It really bothers me, partly because it becomes one of those plausibly deniable gestures of irritation that are by their very nature asking not to be addressed.Example: when texting to request a day off for a doctor’s appointment, but explaining that if I’m needed I can be flexible because it’s not super urgent, I get an “ok”.With the example of your request to your boss for a day off, “ok” means exactly what it says — it means yes.And what’s more, you noted that you sent that request by — when you’re texting rather than emailing, you should expect extremely short responses. (Although even if this exchange had been by email, her response wouldn’t have been inappropriate.) I’m just guessing here, but I’d bet that you have other issues with your boss that go well beyond this, and this is just a symptom of larger irritations or concerns. it sounds like the “ok” emails are the least of the issues here.This includes HR like meetings when anyone has offended her, bcc:ing me on heated emails with my mom, and just general clear workplace language and management tactics applied to personal relationships that feel alienating and condescending.
That’s not my purview, but what I can tell you is to avoid conflating the two — it will make you more annoyed about your sister and more annoyed about work, when they’re truly separate things.
In a professional setting, is it ever really okay to reply to an email or work related text with “ok”.
I’m very new to the workforce so I don’t know if this single word, no punctuation beast is normal business or super obvious passive aggressive self important flippant jerky (and a bunch of other adjectives) behavior.
Well, your workplace and your sister are two different issues. I’m not a fan of it myself, but enough people do it and don’t see anything wrong with it that you shouldn’t be reading it as passive-aggressive, self-important, or rude.

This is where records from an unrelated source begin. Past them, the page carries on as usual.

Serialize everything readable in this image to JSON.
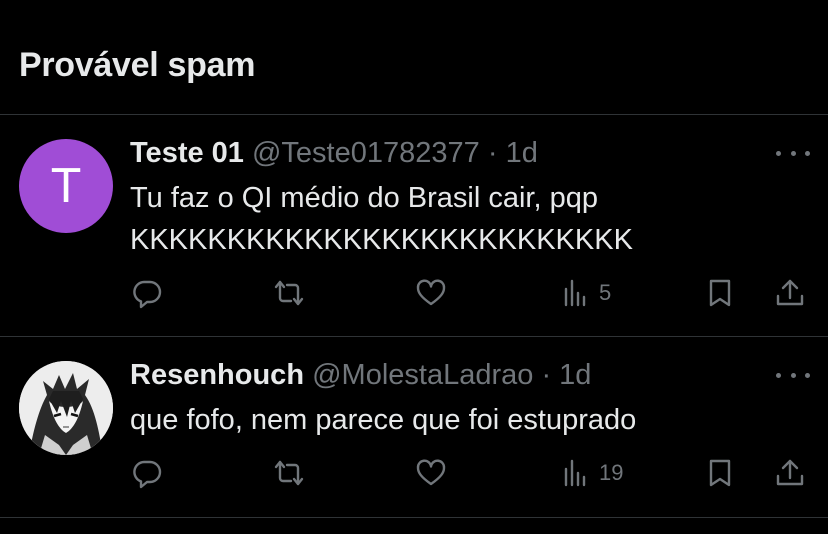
{
  "section": {
    "title": "Provável spam"
  },
  "tweets": [
    {
      "avatar_letter": "T",
      "name": "Teste 01",
      "handle": "@Teste01782377",
      "dot": "·",
      "time": "1d",
      "lines": [
        "Tu faz o QI médio do Brasil cair, pqp",
        "KKKKKKKKKKKKKKKKKKKKKKKKKK"
      ],
      "views": "5"
    },
    {
      "name": "Resenhouch",
      "handle": "@MolestaLadrao",
      "dot": "·",
      "time": "1d",
      "lines": [
        "que fofo, nem parece que foi estuprado"
      ],
      "views": "19"
    }
  ],
  "icons": {
    "reply": "reply-icon",
    "retweet": "retweet-icon",
    "like": "like-icon",
    "views": "views-icon",
    "bookmark": "bookmark-icon",
    "share": "share-icon",
    "more": "more-icon"
  },
  "colors": {
    "background": "#000000",
    "text": "#e7e9ea",
    "muted": "#71767b",
    "divider": "#2f3336",
    "avatar": "#a04dd6"
  }
}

Of course, there are some contexts where it really wouldn’t be appropriate.